Dating from his stint as a counsel to the Senate committee investigating organized crime in the early 1950s, Mr. King was convinced that trying to control drugs, "like Prohibition, cost more in corrupt law enforcement and irrational criminal penalties than it helped," Judge King said.
In a "My Turn" column published in Newsweek in April, Mr. King criticized the growth of a "powerful 'prison-industrial complex' " that was "exploiting today's hostility against wrongdoers."
He called for the immediate review of all sentences being served by nonviolent, first-time offenders, many of whom were convicted of drug charges. He said that America's "hysteria over drugs" was helping pack the country's prisons and pointed out that many states were spending more on corrections than schools.
Mr. King, who was of counsel to the firm of Berliner, Corcoran & Rowe, helped establish a joint committee on narcotics of the American Bar and American Medical associations in the mid-1950s. In his law practice, his clients included a number of pinball manufacturers.
Mr. King was a native of Seattle and a graduate of Princeton University and Yale University law school. He also studied law at Stanford University. He served in the Coast Guard during World War II.

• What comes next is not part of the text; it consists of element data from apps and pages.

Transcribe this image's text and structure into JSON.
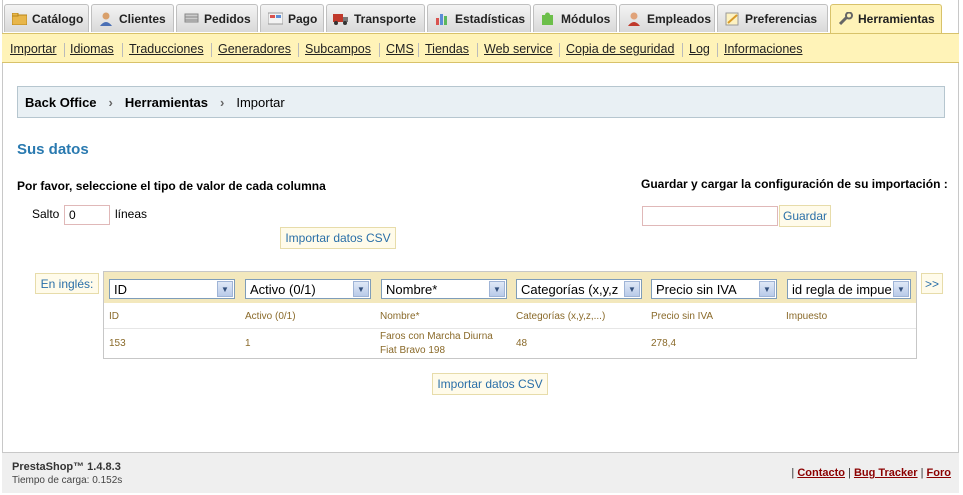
{
  "tabs": [
    {
      "label": "Catálogo",
      "icon": "folder-icon"
    },
    {
      "label": "Clientes",
      "icon": "user-icon"
    },
    {
      "label": "Pedidos",
      "icon": "cart-icon"
    },
    {
      "label": "Pago",
      "icon": "payment-icon"
    },
    {
      "label": "Transporte",
      "icon": "truck-icon"
    },
    {
      "label": "Estadísticas",
      "icon": "chart-icon"
    },
    {
      "label": "Módulos",
      "icon": "puzzle-icon"
    },
    {
      "label": "Empleados",
      "icon": "employee-icon"
    },
    {
      "label": "Preferencias",
      "icon": "preferences-icon"
    },
    {
      "label": "Herramientas",
      "icon": "wrench-icon",
      "active": true
    }
  ],
  "submenu": [
    "Importar",
    "Idiomas",
    "Traducciones",
    "Generadores",
    "Subcampos",
    "CMS",
    "Tiendas",
    "Web service",
    "Copia de seguridad",
    "Log",
    "Informaciones"
  ],
  "breadcrumb": {
    "root": "Back Office",
    "section": "Herramientas",
    "current": "Importar"
  },
  "main": {
    "title": "Sus datos",
    "instruction": "Por favor, seleccione el tipo de valor de cada columna",
    "save_config_label": "Guardar y cargar la configuración de su importación :",
    "skip_label": "Salto",
    "skip_value": "0",
    "lines_label": "líneas",
    "save_button": "Guardar",
    "save_input_value": "",
    "import_button": "Importar datos CSV",
    "lang_button": "En inglés:",
    "next_button": ">>"
  },
  "table": {
    "selects": [
      "ID",
      "Activo (0/1)",
      "Nombre*",
      "Categorías (x,y,z",
      "Precio sin IVA",
      "id regla de impue"
    ],
    "headers": [
      "ID",
      "Activo (0/1)",
      "Nombre*",
      "Categorías (x,y,z,...)",
      "Precio sin IVA",
      "Impuesto"
    ],
    "row": [
      "153",
      "1",
      "Faros con Marcha Diurna",
      "48",
      "278,4",
      ""
    ],
    "row_line2": "Fiat Bravo 198"
  },
  "footer": {
    "version": "PrestaShop™ 1.4.8.3",
    "load_time": "Tiempo de carga: 0.152s",
    "links": [
      "Contacto",
      "Bug Tracker",
      "Foro"
    ]
  },
  "colors": {
    "accent": "#2a7ab0",
    "tab_active": "#fff3b8",
    "header_row": "#f3e8bd"
  }
}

After the war, he was a lawyer with the Air Transport Association in Washington and editor of World Guide, a trade magazine for air shippers.
After serving on the Hill in the early 1950s, he was chairman of the criminal justice section of the American Bar Association, and he practiced law with Downey Rice.
Mr. King served on a presidential commission on law enforcement and was a consultant to the Hudson Institute. He was a member of the advisory board of the Drug Policy Foundation, which gave him its highest award. His honors also included the top award of the National Conference on Crime and Delinquency.
His marriage to Janice Chase ended in divorce.
In addition to his son from his first marriage, of Washington, survivors include his wife, Elvine R. King, an artist known professionally as V.V. Rankine, of Washington; a daughter from his first marriage, Sheridan King Peyton of Three Rivers, Calif.; two stepsons, John H. Magruder of Dover, Mass., and David S. Rankin of Reno, Nev.; and four grandchildren.